#### DATA UNDER STUDY
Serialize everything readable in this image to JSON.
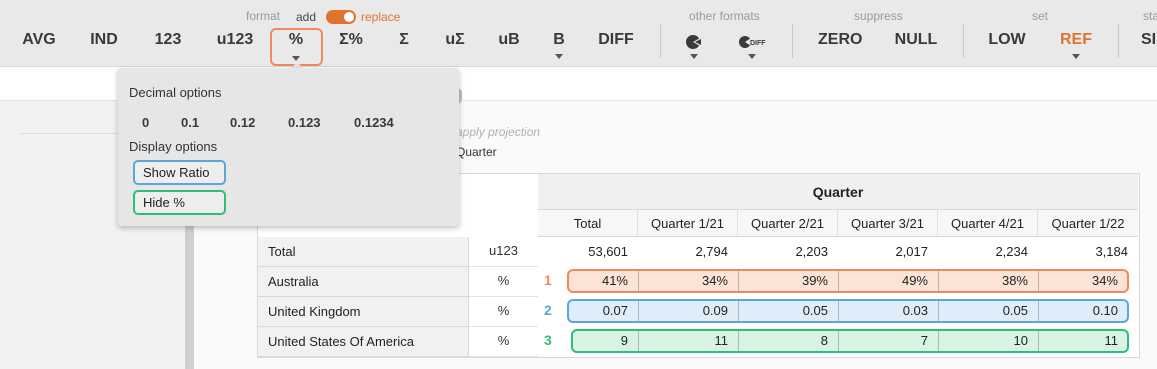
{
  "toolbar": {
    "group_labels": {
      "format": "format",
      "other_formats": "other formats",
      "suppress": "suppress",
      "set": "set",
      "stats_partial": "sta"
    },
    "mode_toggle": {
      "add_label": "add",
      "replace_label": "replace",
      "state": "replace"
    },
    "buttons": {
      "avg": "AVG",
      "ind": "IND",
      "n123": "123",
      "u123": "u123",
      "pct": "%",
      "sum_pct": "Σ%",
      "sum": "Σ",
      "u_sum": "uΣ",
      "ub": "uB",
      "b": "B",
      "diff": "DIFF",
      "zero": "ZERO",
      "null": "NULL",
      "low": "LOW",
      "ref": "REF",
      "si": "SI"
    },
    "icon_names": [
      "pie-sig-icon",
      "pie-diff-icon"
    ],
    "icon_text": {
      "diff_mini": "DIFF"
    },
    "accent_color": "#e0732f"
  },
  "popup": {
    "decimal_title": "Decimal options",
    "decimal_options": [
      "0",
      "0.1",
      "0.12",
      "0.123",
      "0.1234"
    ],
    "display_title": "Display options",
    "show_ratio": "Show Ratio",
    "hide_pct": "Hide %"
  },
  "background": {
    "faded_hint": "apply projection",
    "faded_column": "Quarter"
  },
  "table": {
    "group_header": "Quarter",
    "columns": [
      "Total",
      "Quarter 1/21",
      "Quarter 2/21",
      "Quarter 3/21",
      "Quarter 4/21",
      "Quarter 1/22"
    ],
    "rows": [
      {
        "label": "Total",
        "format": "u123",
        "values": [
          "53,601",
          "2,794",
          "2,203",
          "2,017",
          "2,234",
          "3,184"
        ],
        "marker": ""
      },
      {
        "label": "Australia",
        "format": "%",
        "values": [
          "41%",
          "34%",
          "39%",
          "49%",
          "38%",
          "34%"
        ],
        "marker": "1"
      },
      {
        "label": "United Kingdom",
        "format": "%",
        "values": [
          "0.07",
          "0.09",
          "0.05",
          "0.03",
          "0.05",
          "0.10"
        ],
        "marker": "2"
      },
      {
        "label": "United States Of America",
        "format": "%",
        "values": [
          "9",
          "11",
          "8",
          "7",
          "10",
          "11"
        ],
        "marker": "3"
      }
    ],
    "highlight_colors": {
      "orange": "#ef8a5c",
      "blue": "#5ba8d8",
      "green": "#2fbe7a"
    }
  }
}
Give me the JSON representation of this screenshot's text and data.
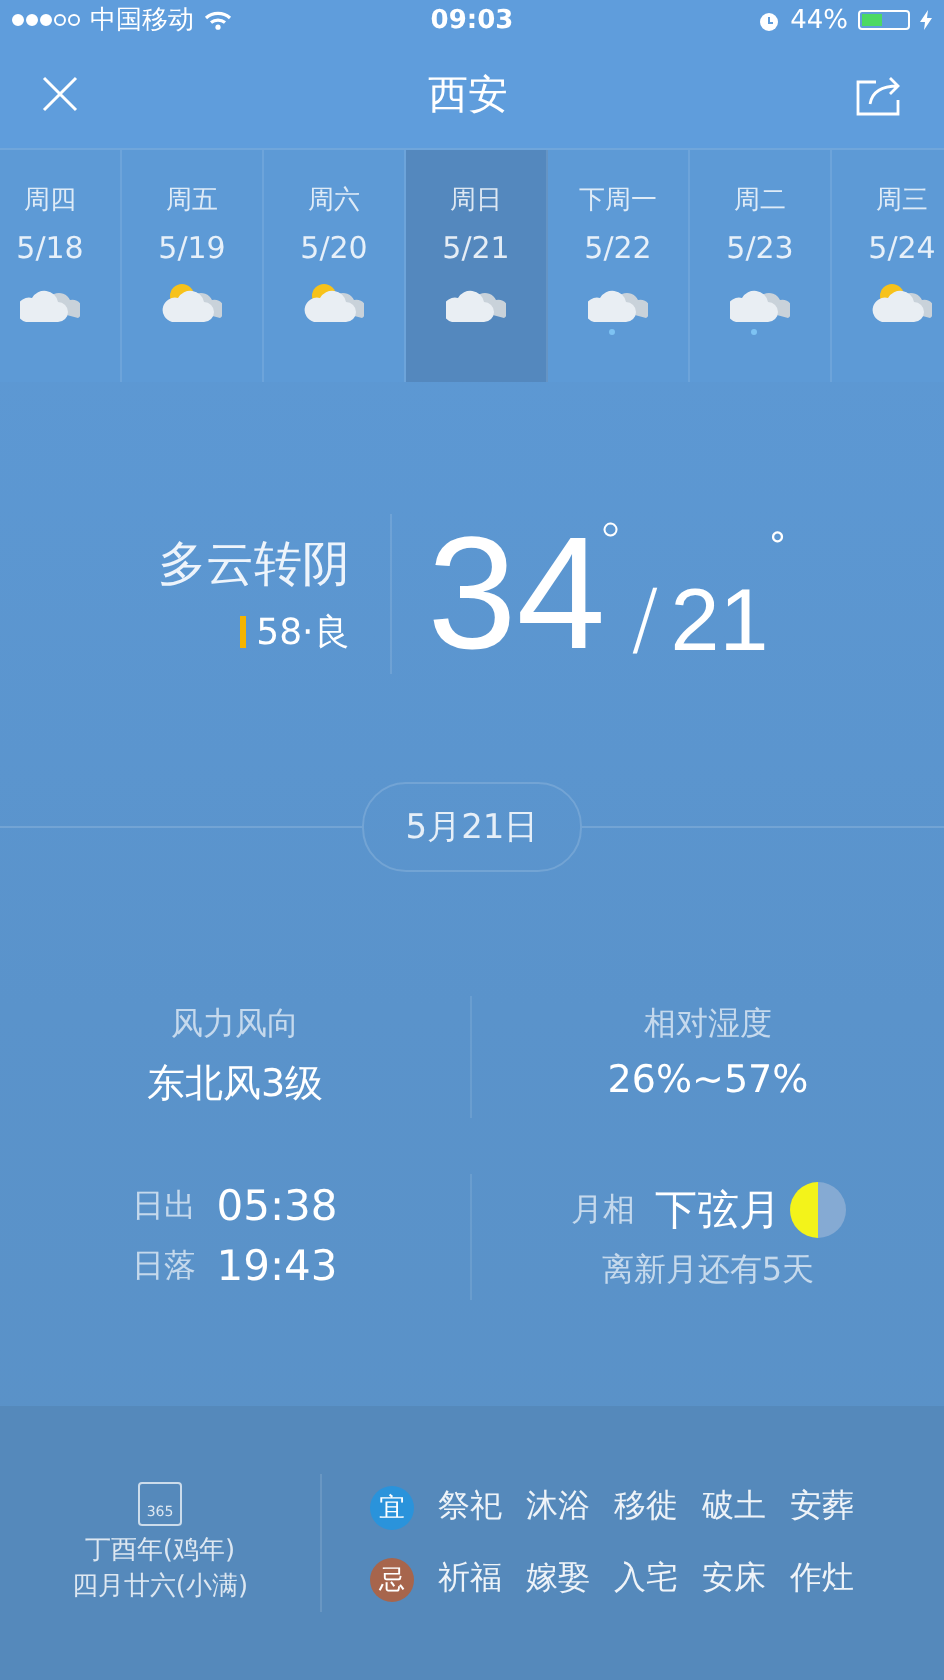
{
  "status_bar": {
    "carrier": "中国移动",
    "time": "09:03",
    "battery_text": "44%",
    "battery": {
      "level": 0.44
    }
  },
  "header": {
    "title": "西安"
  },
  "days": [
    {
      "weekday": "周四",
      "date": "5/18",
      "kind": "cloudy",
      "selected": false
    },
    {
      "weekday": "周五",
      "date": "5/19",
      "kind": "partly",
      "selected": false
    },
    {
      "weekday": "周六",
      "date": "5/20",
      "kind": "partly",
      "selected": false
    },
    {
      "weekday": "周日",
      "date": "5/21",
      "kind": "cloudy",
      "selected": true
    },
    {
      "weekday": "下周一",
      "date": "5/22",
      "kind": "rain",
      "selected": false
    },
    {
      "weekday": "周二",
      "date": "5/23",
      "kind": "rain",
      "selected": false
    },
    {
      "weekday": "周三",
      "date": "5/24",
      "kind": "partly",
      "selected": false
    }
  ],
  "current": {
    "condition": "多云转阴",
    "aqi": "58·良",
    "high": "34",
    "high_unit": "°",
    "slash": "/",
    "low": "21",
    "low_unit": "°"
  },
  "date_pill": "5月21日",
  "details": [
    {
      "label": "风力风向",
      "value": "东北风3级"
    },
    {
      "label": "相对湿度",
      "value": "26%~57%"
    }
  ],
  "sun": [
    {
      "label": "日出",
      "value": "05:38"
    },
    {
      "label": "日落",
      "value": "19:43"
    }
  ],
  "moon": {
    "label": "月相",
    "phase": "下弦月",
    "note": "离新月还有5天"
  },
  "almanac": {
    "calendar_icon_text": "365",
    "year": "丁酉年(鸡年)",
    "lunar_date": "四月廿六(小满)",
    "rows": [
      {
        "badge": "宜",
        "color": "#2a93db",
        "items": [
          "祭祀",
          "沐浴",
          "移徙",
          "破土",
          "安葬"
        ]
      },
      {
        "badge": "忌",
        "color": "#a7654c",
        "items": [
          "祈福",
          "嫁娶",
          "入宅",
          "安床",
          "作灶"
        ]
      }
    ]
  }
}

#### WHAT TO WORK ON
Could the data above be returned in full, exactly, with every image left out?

#### SOLUTION FOR THIS TASK
Serialize everything readable in this image to JSON.
{
  "toolbar": {
    "group_labels": {
      "format": "format",
      "other_formats": "other formats",
      "suppress": "suppress",
      "set": "set",
      "stats_partial": "sta"
    },
    "mode_toggle": {
      "add_label": "add",
      "replace_label": "replace",
      "state": "replace"
    },
    "buttons": {
      "avg": "AVG",
      "ind": "IND",
      "n123": "123",
      "u123": "u123",
      "pct": "%",
      "sum_pct": "Σ%",
      "sum": "Σ",
      "u_sum": "uΣ",
      "ub": "uB",
      "b": "B",
      "diff": "DIFF",
      "zero": "ZERO",
      "null": "NULL",
      "low": "LOW",
      "ref": "REF",
      "si": "SI"
    },
    "icon_names": [
      "pie-sig-icon",
      "pie-diff-icon"
    ],
    "icon_text": {
      "diff_mini": "DIFF"
    },
    "accent_color": "#e0732f"
  },
  "popup": {
    "decimal_title": "Decimal options",
    "decimal_options": [
      "0",
      "0.1",
      "0.12",
      "0.123",
      "0.1234"
    ],
    "display_title": "Display options",
    "show_ratio": "Show Ratio",
    "hide_pct": "Hide %"
  },
  "background": {
    "faded_hint": "apply projection",
    "faded_column": "Quarter"
  },
  "table": {
    "group_header": "Quarter",
    "columns": [
      "Total",
      "Quarter 1/21",
      "Quarter 2/21",
      "Quarter 3/21",
      "Quarter 4/21",
      "Quarter 1/22"
    ],
    "rows": [
      {
        "label": "Total",
        "format": "u123",
        "values": [
          "53,601",
          "2,794",
          "2,203",
          "2,017",
          "2,234",
          "3,184"
        ],
        "marker": ""
      },
      {
        "label": "Australia",
        "format": "%",
        "values": [
          "41%",
          "34%",
          "39%",
          "49%",
          "38%",
          "34%"
        ],
        "marker": "1"
      },
      {
        "label": "United Kingdom",
        "format": "%",
        "values": [
          "0.07",
          "0.09",
          "0.05",
          "0.03",
          "0.05",
          "0.10"
        ],
        "marker": "2"
      },
      {
        "label": "United States Of America",
        "format": "%",
        "values": [
          "9",
          "11",
          "8",
          "7",
          "10",
          "11"
        ],
        "marker": "3"
      }
    ],
    "highlight_colors": {
      "orange": "#ef8a5c",
      "blue": "#5ba8d8",
      "green": "#2fbe7a"
    }
  }
}
Give me the JSON representation of this screenshot's text and data.
{
  "status_bar": {
    "carrier": "中国移动",
    "time": "09:03",
    "battery_text": "44%",
    "battery": {
      "level": 0.44
    }
  },
  "header": {
    "title": "西安"
  },
  "days": [
    {
      "weekday": "周四",
      "date": "5/18",
      "kind": "cloudy",
      "selected": false
    },
    {
      "weekday": "周五",
      "date": "5/19",
      "kind": "partly",
      "selected": false
    },
    {
      "weekday": "周六",
      "date": "5/20",
      "kind": "partly",
      "selected": false
    },
    {
      "weekday": "周日",
      "date": "5/21",
      "kind": "cloudy",
      "selected": true
    },
    {
      "weekday": "下周一",
      "date": "5/22",
      "kind": "rain",
      "selected": false
    },
    {
      "weekday": "周二",
      "date": "5/23",
      "kind": "rain",
      "selected": false
    },
    {
      "weekday": "周三",
      "date": "5/24",
      "kind": "partly",
      "selected": false
    }
  ],
  "current": {
    "condition": "多云转阴",
    "aqi": "58·良",
    "high": "34",
    "high_unit": "°",
    "slash": "/",
    "low": "21",
    "low_unit": "°"
  },
  "date_pill": "5月21日",
  "details": [
    {
      "label": "风力风向",
      "value": "东北风3级"
    },
    {
      "label": "相对湿度",
      "value": "26%~57%"
    }
  ],
  "sun": [
    {
      "label": "日出",
      "value": "05:38"
    },
    {
      "label": "日落",
      "value": "19:43"
    }
  ],
  "moon": {
    "label": "月相",
    "phase": "下弦月",
    "note": "离新月还有5天"
  },
  "almanac": {
    "calendar_icon_text": "365",
    "year": "丁酉年(鸡年)",
    "lunar_date": "四月廿六(小满)",
    "rows": [
      {
        "badge": "宜",
        "color": "#2a93db",
        "items": [
          "祭祀",
          "沐浴",
          "移徙",
          "破土",
          "安葬"
        ]
      },
      {
        "badge": "忌",
        "color": "#a7654c",
        "items": [
          "祈福",
          "嫁娶",
          "入宅",
          "安床",
          "作灶"
        ]
      }
    ]
  }
}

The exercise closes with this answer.